Sweet and spicy Kung Pao Chicken Thighs serve up a heavy dose of flavor in a single skillet! You'll fall head over heels for this simple paleo recipe that delivers sticky smoldering heat.
We eat chicken thighs at least once a week, especially when we're trying to save money. Chicken thighs are an inexpensive protein option (way cheaper than chicken breasts) and they're incredibly versatile. Bone-in thighs are an easy choice for easy meals.
Usually I opt for the dead simple route and make simple crispy cast iron chicken thighs. But since we've been eating them so often lately, I've had the urge to try something new. Kung Pao chicken thighs were born, and I couldn't be happier with the results!
Money's been tight in our home because the man spouse and I are saving for a down payment on our first house. Of course, wrenches too easily get thrown into the mix. Our oldest cat, Loki, has been sick. Then today I spent the morning in the hospital for chest pain (apparently I'm super duper healthy and they think there is simply a nerve inflamed in my chest cavity). Lots of road bumps. But we're still working to build up our savings, and that means I have to be a little more reserved about my grocery spending. Which means lots of chicken thighs, wings, and whole birds.
You may not be used to using dried chiles in your cooking, but I urge you to give it a shot. To me, that's what sets the sauce apart. Dried chiles offer a flavor and low, sweet heat that you're just never going to match with chili powder. Dried chiles are cheap - you can buy them online or find them in the International sections of most grocery stores - and a little goes a long way with them.
I used dried chiles in my Barbacoa Brisket Tacos a few months back. That was my first experience with them, and I haven't looked back since! You can expect to see more recipes using dried chiles cropping up around here. Another bonus - since they're dried, they last for quite a while. Just keep them in an airtight container and bust 'em out whenever you need some heat!

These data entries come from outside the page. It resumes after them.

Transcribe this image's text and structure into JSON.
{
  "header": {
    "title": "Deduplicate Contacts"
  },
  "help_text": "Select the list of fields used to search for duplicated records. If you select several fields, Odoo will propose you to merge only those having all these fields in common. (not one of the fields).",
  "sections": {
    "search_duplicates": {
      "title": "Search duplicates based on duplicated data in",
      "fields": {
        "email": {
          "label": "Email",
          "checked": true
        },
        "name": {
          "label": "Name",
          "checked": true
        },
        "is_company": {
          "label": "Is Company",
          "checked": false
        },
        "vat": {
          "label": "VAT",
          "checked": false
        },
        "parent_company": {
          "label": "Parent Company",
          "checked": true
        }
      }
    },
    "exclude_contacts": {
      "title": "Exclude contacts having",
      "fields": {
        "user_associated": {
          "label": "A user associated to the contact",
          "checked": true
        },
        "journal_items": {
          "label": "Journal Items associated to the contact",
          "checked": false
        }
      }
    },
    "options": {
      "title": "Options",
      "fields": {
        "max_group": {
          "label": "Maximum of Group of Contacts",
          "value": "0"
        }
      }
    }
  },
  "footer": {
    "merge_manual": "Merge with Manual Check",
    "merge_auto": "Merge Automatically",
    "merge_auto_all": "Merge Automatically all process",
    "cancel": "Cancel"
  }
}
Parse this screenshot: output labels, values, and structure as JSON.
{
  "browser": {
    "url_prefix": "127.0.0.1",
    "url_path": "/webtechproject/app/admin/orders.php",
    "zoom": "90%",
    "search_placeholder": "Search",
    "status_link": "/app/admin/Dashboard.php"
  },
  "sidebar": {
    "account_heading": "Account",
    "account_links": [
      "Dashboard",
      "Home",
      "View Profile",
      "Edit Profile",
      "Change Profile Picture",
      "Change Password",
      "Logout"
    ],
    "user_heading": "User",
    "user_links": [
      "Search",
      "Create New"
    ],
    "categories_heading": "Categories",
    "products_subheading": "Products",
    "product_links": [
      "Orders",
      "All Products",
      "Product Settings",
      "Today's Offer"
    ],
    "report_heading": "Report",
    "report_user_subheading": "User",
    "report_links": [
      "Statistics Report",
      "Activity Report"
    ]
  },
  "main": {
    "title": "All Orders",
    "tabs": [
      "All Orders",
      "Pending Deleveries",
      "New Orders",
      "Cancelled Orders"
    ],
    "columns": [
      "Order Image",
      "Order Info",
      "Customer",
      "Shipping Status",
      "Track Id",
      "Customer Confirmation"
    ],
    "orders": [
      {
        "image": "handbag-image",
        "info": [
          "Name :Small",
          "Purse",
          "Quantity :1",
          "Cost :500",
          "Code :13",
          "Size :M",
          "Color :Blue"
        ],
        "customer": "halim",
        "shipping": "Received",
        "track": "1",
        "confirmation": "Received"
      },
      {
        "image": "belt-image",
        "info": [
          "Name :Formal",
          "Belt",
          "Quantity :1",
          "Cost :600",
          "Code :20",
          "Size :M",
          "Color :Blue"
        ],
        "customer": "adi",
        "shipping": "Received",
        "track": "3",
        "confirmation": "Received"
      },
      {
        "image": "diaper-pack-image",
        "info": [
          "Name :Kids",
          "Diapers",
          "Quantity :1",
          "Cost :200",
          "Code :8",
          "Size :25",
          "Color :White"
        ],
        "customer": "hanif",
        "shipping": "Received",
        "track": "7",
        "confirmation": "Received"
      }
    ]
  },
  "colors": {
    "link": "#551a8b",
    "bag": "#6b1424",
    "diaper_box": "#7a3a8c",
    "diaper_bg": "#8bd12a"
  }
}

Beyond that, every other ingredient is pretty standard paleo pantry fare.
Good news, too...the leftovers are still great reheated! I've made these Kung Pao Chicken Thighs a few times for meal prep and I've always looked forward to my lunches they're in the fridge.
Okay, let's get to the recipe. We all know that's what you're here for anyway. Ha!
Paleo Kung Pao Chicken ThighsPrint
- 2 pounds bone in, skin on chicken thighs (about 4)
- 1 teaspoon salt
- 12 dried red hot chiles (like arbol), stemmed, halved and seeded
- 5 scallions, white part only, thickly sliced
- 1 large clove garlic, thinly sliced
- 1 (½”) piece of ginger, peeled and minced
- 1 tablespoon arrowroot powder
- ¼ cup coconut aminos
- 3 tablespoons rice vinegar
- 2 tablespoons raw honey
- 3 tablespoons bone or chicken broth
- 4 teaspoons apple cider vinegar
- 3 tablespoons extra virgin olive oil
- ½ cup cashews, chopped
- Preheat oven to 400 degrees. In a large bowl, mix together the coconut aminos, rice wine, honey, chicken broth, arrowroot powder, and apple cider vinegar. Set aside.
- Heat olive oil in a large oven-proof skillet over medium-high heat. Sprinkle the chicken thighs with salt. Add the chicken thighs to the skillet, skin side down, and cook for 4-5 minutes on each side. Using kitchen tongs, remove the thighs to a plate.
- Keeping the skillet hot, add the dried chiles, half the scallions, garlic, and ginger. Cook for another 2 minutes, stirring frequently, until the chiles have deepened in color. Remove the skillet from heat. Use tongs to add the chicken thighs back to the skillet, skin side up. Pour the mixed liquid ingredients overtop and immediately transfer to the oven. Bake for 20 minutes. To crisp up the chicken thighs (if desired), turn the broiler on high and broil for about 4 minutes.
- Garnish with remaining scallions and chopped cashews.
Keywords: Kung Pao Chicken Thighs, paleo kung pao chicken thighs